"We are ready for such information attacks," he said in a live broadcast from the Kremlin. "The first reports of civilian casualties came even before our jets took off."
Russian Defense Ministry Igor Konashenkov said Russian aircraft damaged or destroyed 12 targets in Syria belonging to the Islamic State group including a command center and two ammunition depots. Officials acknowledged, however, that other unidentified groups were being targeted as well.
Konashenkov said Russian Su-25M and Su-25 jets flew 20 sorties between Wednesday and Thursday morning, and he insisted that civilian areas were not targeted.
The Britain-based Syrian Observatory for Human Rights said airstrikes in the central province of Hama on Thursday hit locations of the U.S.-backed rebel group, Tajamu Alezzah, as well as the province of Idlib, which is controlled by a coalition of rebel groups that include al-Qaida's affiliate in Syria, Jabhat al-Nusra.
The British group said Tajamu Alezzah was also targeted on Wednesday.
Russia's air campaign in support of Syrian government forces began Wednesday in what Putin called a pre-emptive strike against militants. Putin's spokesman, Dmitry Peskov, said Russia was going after IS militants as well as a "list" of other groups.
"These organizations are well known and the targets are chosen in coordination with the armed forces of Syria," he said Thursday, without specifying.
On Wednesday, however, Sergei Ivanov, Putin's chief of staff, said "the operation's target is solely air support for the Syrian government forces in their fight against the ISIS."
Putin has said Russia would be fighting "gangs of international terrorists." The Syrian government considers all rebel groups terrorists.
In Paris, Russian Ambassador Alexander Orlov insisted that Russian warplanes in Syria were hitting at the same extremists targeted by the U.S. and denied American claims that its military failed to coordinate the airstrikes.
Orlov said the targets were installations for IS and Jabhat al-Nusra, "two terrorist organizations recognized as such."
The U.S. and Russia agree on the need to fight IS but not about what to do with President Bashar Assad. The Syrian civil war, which grew out of an uprising against Assad, has killed more than 250,000 people since March 2011 and sent millions of refugees fleeing to other countries in the Middle East and Europe.
With American and allied airstrikes daily, and now Russian warplanes in the Syrian airspace, the war is taking on a dangerous new dimension.
Orlov said Russian officials warned the Americans "via confidential channels" of where they planned to strike. He also noted a coordination center was being set up in Baghdad that would include Syrians, Iraqis, Iranians and Russians — and any other country that wants to participate.
Khaled Khoja, head of the Syrian National Council opposition group, said at the U.N. that Russian airstrikes in four areas, including Talbiseh, killed 36 civilians, with five children among the dead. The claim could not be independently verified.
Iran's Foreign Ministry said it fully supports Russian airstrikes against "terrorist groups" in Syria.

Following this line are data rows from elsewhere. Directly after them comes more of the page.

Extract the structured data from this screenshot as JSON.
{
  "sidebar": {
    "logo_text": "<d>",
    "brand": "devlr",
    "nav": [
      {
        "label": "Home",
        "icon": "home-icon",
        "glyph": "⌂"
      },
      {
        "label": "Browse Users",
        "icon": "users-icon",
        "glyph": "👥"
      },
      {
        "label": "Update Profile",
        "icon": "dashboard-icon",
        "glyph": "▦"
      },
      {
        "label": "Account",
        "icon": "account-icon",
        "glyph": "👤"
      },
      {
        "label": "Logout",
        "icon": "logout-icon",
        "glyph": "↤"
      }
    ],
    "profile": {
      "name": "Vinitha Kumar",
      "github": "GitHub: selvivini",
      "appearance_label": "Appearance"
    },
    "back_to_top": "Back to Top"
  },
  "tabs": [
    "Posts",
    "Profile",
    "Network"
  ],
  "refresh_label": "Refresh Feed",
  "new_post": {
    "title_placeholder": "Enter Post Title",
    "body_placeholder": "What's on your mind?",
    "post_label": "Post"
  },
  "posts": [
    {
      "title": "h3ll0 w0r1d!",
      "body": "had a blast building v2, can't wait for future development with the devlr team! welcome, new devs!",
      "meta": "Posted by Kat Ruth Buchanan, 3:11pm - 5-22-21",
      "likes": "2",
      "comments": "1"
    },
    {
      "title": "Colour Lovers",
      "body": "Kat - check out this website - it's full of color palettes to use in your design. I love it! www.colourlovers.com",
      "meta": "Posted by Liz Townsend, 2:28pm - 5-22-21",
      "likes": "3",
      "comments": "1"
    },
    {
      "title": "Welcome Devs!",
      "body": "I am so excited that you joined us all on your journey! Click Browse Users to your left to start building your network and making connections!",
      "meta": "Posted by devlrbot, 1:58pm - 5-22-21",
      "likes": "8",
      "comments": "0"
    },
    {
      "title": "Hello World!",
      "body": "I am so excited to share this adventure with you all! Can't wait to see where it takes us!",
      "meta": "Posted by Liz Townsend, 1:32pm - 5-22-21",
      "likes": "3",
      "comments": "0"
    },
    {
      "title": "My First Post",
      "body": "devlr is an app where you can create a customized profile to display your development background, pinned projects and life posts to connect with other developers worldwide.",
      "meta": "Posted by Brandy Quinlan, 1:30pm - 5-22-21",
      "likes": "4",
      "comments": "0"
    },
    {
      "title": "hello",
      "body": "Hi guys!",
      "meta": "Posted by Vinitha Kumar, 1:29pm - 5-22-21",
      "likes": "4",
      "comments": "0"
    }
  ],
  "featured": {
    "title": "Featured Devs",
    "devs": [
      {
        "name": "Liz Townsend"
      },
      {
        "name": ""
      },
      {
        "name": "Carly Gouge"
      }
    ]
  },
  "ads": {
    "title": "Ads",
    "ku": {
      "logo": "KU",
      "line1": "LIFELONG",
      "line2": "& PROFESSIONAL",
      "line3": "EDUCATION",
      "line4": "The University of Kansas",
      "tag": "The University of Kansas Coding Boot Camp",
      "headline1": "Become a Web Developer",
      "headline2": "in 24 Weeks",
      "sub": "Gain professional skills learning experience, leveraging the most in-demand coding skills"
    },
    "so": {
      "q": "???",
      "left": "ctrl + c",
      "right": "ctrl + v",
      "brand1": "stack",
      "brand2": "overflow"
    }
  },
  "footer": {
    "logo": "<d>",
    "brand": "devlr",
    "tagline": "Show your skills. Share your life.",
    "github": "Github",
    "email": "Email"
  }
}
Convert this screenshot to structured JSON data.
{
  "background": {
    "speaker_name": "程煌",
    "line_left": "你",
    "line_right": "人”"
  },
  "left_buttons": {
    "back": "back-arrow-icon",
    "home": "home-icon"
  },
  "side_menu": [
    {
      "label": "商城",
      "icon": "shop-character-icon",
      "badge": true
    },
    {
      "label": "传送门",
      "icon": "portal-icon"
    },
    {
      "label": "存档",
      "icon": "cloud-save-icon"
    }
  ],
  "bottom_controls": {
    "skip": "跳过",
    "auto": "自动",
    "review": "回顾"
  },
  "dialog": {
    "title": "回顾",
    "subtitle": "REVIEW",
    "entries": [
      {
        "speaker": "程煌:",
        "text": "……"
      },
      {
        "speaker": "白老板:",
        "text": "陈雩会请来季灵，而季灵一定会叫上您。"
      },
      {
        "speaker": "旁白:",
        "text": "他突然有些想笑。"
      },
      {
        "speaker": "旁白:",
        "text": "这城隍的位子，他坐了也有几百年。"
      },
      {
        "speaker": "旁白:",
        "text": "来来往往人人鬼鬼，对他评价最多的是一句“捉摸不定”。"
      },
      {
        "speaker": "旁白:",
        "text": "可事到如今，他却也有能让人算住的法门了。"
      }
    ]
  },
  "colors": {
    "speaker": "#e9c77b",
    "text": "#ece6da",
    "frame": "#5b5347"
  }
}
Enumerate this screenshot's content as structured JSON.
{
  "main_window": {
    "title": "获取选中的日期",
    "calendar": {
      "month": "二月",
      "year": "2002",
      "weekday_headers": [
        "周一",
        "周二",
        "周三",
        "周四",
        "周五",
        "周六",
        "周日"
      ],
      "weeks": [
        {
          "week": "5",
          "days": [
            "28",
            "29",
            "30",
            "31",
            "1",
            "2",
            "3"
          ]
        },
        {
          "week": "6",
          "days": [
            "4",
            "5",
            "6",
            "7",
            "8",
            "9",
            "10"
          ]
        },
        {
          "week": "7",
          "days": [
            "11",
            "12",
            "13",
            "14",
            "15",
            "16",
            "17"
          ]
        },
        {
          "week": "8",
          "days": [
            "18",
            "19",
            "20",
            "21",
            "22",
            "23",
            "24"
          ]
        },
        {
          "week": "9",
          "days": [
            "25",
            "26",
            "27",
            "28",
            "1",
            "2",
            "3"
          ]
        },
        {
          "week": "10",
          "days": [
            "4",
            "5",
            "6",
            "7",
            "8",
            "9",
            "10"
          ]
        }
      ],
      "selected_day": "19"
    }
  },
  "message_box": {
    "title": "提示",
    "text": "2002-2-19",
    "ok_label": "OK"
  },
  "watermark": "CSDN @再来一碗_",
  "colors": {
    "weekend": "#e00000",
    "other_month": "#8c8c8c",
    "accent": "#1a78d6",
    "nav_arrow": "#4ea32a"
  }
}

The ministry's spokeswoman, Marzieh Afkham, said the "Islamic Republic of Iran considers military action by Russia against armed terrorist groups to be a step toward fighting terrorism and toward resolving the current crisis" in Syria.
Her statement was carried by the official IRNA news agency.